* _GOAL OF THE EXERCISE_
Would you pull out every line of the material that contains the string "from"?

┌─ EXTRACTED MATERIAL

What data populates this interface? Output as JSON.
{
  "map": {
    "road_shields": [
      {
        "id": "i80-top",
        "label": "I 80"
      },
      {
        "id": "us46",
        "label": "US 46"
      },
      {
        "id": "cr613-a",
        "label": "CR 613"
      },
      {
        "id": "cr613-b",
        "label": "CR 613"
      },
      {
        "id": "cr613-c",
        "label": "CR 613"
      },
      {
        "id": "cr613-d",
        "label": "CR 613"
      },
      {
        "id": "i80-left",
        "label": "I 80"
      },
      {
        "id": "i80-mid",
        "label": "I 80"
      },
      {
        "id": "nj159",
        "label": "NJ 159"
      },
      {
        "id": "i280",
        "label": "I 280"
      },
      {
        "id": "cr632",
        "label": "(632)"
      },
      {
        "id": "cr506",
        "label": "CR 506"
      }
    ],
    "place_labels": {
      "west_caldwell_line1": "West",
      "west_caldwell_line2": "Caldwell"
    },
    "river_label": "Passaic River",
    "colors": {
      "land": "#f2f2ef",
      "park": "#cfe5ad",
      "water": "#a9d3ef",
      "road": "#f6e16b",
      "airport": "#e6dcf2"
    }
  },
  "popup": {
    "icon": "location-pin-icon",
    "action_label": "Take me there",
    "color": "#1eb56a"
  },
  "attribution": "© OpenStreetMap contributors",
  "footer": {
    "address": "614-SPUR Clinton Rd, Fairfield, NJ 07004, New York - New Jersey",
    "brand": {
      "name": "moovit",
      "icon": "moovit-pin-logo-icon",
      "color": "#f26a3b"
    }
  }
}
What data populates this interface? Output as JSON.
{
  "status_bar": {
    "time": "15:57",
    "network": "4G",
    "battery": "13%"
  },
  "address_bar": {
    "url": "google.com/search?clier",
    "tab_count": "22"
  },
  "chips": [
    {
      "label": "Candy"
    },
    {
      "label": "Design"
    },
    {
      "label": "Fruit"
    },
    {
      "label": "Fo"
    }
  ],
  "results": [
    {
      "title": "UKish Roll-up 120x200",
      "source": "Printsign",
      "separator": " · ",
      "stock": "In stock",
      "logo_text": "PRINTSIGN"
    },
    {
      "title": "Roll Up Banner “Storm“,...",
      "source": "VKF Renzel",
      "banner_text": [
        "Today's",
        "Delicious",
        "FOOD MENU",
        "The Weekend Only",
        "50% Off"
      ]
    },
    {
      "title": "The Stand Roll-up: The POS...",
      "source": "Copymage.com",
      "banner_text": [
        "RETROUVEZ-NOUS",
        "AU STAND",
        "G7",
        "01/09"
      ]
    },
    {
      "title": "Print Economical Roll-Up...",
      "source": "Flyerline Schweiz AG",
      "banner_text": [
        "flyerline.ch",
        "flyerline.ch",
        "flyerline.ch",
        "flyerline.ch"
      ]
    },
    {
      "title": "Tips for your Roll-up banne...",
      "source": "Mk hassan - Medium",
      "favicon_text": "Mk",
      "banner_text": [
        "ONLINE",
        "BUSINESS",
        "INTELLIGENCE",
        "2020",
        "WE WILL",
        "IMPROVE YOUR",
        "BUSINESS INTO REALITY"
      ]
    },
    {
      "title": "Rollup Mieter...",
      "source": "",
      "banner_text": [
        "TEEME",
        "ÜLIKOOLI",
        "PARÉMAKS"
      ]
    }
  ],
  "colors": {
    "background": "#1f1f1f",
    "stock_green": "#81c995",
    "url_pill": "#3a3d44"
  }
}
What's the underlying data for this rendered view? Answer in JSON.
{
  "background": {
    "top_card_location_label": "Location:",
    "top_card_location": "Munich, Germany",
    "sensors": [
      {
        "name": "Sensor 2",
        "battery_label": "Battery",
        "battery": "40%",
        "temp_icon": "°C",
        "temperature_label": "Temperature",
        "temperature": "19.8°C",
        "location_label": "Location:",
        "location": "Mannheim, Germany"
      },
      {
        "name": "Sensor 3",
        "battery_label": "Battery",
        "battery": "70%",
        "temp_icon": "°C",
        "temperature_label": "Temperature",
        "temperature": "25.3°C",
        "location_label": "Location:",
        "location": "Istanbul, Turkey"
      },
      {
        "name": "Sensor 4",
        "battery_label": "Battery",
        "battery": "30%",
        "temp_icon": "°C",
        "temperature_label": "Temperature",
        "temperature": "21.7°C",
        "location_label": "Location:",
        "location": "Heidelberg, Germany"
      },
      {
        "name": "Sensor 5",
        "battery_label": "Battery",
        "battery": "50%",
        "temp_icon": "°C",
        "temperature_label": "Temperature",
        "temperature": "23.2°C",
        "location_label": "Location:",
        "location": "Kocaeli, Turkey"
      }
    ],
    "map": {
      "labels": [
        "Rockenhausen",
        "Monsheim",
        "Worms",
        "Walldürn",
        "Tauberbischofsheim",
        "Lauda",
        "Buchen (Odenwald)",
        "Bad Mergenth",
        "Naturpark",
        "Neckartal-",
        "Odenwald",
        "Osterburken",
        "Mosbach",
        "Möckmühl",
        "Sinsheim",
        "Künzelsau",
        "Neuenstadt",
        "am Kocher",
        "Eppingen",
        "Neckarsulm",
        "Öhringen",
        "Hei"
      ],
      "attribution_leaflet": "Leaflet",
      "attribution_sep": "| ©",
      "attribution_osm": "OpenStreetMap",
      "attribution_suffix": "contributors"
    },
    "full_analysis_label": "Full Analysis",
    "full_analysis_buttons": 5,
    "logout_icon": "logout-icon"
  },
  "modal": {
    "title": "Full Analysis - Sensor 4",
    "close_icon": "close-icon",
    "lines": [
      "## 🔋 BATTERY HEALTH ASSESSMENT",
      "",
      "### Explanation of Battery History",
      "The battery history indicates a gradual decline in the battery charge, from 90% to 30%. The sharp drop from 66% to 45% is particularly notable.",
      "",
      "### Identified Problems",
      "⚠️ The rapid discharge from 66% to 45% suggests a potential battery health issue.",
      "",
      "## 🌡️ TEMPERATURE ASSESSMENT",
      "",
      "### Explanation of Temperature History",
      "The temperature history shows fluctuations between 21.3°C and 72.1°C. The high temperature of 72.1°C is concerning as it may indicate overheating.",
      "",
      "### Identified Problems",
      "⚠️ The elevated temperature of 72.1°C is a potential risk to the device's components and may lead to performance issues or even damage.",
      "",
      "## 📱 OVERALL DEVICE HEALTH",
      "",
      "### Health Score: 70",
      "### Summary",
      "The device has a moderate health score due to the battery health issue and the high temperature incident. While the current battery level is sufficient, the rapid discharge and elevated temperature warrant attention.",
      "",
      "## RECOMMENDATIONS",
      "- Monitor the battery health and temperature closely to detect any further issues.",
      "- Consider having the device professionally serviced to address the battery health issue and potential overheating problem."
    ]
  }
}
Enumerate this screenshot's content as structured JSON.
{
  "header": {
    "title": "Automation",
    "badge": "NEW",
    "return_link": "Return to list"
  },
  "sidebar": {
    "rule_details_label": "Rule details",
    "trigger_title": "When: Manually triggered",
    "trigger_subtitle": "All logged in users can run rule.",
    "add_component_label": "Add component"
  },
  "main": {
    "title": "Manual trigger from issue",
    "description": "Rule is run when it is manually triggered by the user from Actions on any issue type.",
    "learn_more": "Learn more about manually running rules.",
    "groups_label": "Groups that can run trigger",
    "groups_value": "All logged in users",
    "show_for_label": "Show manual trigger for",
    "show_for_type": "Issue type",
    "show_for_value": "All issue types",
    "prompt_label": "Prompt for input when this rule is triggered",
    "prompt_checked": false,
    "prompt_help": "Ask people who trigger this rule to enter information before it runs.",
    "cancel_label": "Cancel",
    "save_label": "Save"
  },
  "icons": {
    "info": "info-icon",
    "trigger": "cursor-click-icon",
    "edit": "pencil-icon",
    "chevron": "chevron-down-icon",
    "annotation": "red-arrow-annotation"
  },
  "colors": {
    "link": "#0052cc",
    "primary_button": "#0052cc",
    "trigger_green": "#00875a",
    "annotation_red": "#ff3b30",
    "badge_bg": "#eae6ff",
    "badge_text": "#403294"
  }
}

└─

* _EXPECTED ANSWER_
      "The battery history indicates a gradual decline in the battery charge, from 90% to 30%. The sharp drop from 66% to 45% is particularly notable.",
      "⚠️ The rapid discharge from 66% to 45% suggests a potential battery health issue.",
    "title": "Manual trigger from issue",
    "description": "Rule is run when it is manually triggered by the user from Actions on any issue type.",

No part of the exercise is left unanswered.